For all skill levels
November to March
Orlando International Airport (MCO)
10. Outer Banks
The Outer Banks has the same shark warning as Cocoa Beach; waters tend to be murky and muddy and sharks often confuse surfers and swimmers for bait. There’s excellent and powerful beach breaks in the tropical swells of fall — these waves can get hollow and shapely, testing even the best surfers around.
Cape Hatteras is what most people are familiar with and it’ll be worth your while to check it out. The cape picks up most of the swells and its wide beach breaks will give you a satisfying, laid back experience. This isn’t the only thing Outer Banks has to offer. If you decide to make the trip to North Carolina, drive around and explore the many low-key surfing spots. The locals are generally helpful, too. While you’re in the area, be sure to check out Nags Head and S-Curves..

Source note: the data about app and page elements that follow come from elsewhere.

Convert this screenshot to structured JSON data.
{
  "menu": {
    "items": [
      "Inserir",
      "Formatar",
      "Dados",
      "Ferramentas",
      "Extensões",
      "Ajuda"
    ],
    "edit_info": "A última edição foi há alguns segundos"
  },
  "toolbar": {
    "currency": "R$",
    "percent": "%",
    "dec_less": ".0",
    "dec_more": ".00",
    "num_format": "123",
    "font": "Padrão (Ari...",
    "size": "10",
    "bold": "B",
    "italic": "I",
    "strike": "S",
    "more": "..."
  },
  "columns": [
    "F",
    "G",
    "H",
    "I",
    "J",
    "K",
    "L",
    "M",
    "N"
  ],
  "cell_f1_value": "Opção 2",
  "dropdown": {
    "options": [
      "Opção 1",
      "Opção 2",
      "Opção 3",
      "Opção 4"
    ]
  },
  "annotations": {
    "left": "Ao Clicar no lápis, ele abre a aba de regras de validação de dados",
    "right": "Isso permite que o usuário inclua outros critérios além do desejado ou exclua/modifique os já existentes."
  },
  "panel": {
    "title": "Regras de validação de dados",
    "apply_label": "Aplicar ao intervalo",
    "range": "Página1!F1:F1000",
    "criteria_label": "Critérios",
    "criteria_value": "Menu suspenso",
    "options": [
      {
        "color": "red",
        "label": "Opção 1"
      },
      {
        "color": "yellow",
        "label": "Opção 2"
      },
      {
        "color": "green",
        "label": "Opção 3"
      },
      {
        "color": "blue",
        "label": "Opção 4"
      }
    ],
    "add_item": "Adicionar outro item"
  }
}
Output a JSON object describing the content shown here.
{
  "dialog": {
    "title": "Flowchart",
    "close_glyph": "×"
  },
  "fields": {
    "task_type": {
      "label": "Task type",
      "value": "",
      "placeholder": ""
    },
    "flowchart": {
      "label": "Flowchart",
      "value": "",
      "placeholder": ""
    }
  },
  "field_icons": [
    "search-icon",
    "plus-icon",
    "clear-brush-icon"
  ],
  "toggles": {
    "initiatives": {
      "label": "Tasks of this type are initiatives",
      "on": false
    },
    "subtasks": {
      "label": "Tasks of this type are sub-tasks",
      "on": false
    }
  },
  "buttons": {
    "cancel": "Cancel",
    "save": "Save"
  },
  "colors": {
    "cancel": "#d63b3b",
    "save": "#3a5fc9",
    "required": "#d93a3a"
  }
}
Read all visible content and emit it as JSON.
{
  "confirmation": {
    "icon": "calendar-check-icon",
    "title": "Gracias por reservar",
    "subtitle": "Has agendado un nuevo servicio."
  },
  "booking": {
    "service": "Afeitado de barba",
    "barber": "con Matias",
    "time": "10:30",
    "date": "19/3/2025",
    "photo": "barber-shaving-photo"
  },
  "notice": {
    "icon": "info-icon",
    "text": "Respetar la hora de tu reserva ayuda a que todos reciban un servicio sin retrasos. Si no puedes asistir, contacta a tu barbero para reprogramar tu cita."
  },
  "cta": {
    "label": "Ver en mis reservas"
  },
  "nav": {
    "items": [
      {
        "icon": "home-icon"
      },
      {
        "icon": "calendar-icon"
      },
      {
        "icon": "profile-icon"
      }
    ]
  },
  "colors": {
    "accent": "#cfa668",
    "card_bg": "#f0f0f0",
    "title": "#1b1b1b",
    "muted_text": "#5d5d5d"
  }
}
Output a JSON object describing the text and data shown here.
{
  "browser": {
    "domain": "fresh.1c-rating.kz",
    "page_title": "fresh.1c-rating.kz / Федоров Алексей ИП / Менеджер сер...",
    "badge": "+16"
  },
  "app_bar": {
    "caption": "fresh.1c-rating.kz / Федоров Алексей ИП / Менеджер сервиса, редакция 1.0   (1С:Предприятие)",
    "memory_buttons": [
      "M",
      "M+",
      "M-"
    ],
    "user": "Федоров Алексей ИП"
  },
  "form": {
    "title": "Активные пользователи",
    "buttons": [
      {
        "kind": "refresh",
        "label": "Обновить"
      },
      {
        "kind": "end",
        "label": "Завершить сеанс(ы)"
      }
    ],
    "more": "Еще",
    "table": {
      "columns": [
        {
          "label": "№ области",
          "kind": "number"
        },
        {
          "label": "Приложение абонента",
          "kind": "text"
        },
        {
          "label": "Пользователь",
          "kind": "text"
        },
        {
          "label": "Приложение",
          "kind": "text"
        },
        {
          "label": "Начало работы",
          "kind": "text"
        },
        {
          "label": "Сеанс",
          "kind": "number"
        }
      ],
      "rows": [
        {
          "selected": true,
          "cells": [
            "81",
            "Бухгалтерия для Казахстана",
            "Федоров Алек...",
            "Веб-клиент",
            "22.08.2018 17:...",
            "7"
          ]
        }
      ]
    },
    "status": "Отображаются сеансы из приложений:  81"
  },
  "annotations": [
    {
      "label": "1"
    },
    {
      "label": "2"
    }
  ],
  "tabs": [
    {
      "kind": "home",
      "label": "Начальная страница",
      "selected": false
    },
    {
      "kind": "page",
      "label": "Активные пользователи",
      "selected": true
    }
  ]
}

Yes, the Outer Banks might be out of the way, but it’s an established surfing spot on the East Coast that attracts a diverse crowd of all ages and walks of life.
Outer Banks - Good to Know
Everyone can have fun
Winter is for more seasoned surfer and Spring and Fall give more mellow conditions
Norfolk International Airport (ORF)
11. The Shore
New Jersey is beach break central. Though very inconsistent, fall and winter can produce very good (barreling) waves, some of the best on the East Coast. Even Montauk can’t produce like Jersey can, since there’s rocky bottom to most of the shoreline on the east end, which tends to fatten up waves for easy entry and thicker walls of water.
The surf season is year-round but there are insane crowds in the summer and finding a place to stay can be almost impossible. If fall or winter are viable surfing months for you, it’s likely your best time to go.